DeSantis’ decision, while perhaps not surprising given his 30-point blowout loss last week in Iowa, marks the end of an extraordinary decline for a high-profile governor once thought to be a legitimate threat to Trump’s supremacy in the Republican Party.

He entered the 2024 presidential contest with major advantages in his quest to take on Trump, and early primary polls suggested DeSantis was in a strong position to do just that. He and his allies amassed a political fortune well in excess of $130 million, and he boasted a significant legislative record on issues important to many conservatives, like abortion and the teaching of race and gender issues in schools.

Such advantages did not survive the reality of presidential politics in 2024. From a high-profile announcement that was plagued by technical glitches to constant upheavals to his staff and campaign strategy, DeSantis struggled to find his footing in the primary. He lost the Iowa caucuses — which he had vowed to win — by 30 percentage points to Trump.

DeSantis’ allies said that private discussions began shortly after Iowa to decide how to bow out of the race gracefully.

The Florida governor notified top donors and supporters of his decision through a series of phone conversations and text messages between senior campaign officials to top donors and supporters on Sunday afternoon, according to two people who received such communications. They spoke on the condition of anonymity to disclose the private conversations.

DeSantis had returned to Florida by then after a rollercoaster weekend that included stops in New Hampshire and then South Carolina ahead of another scheduled stop in New Hampshire Sunday evening that was ultimately canceled. The campaign also canceled a series of national television experiences earlier in the day, blaming the cancelation on a miscommunication with DeSantis’ super PAC.

DeSantis was physically worn after spending weeks on the campaign with little, if any, time off, even as he stormed across frigid Iowa and New Hampshire, often without a winter coat.

He ultimately decided that he needed to endorse Trump given his popularity in the party, despite the deeply personal feud between them.

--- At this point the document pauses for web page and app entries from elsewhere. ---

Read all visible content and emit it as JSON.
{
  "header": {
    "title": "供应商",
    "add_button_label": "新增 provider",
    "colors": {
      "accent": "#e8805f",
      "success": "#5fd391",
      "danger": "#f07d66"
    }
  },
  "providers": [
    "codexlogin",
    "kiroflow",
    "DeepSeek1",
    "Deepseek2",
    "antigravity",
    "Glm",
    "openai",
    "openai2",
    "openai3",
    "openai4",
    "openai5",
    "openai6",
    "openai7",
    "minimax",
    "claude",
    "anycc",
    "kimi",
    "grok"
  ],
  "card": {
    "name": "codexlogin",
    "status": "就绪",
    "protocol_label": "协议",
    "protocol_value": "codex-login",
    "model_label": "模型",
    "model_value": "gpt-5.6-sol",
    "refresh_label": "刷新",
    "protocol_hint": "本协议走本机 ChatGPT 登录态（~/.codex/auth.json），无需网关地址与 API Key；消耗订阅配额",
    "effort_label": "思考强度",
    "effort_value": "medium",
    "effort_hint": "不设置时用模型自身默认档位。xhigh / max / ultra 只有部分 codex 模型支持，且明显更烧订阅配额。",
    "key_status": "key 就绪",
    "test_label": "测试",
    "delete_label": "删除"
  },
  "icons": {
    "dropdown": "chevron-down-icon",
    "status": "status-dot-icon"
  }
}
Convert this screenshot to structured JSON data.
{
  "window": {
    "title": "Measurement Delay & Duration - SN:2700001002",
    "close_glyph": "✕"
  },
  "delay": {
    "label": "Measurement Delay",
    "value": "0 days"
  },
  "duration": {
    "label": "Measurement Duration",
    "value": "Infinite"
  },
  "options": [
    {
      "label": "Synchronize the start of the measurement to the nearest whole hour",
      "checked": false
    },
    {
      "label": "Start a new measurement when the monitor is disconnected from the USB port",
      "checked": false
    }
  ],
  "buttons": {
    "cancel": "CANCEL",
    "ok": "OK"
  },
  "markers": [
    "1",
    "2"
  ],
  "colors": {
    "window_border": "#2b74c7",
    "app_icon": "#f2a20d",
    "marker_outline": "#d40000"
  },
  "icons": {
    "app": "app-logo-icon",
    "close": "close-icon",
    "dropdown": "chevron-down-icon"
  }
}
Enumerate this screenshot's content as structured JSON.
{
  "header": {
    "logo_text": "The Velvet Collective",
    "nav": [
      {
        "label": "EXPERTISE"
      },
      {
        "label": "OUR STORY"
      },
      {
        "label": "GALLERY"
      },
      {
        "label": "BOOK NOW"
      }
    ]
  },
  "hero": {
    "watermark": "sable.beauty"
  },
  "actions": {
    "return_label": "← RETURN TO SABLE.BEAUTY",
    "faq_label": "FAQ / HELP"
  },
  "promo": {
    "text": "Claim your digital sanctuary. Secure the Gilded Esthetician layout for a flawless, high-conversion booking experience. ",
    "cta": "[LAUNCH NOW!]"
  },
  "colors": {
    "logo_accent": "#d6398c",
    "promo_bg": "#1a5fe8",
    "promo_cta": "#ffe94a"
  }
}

“While I’ve had disagreements with Donald Trump, such as on the coronavirus pandemic and his elevation of Anthony Fauci, Trump is superior to the current incumbent, Joe Biden. That is clear,” said DeSantis, who is in his second and final term as Florida’s governor, which ends in January 2027.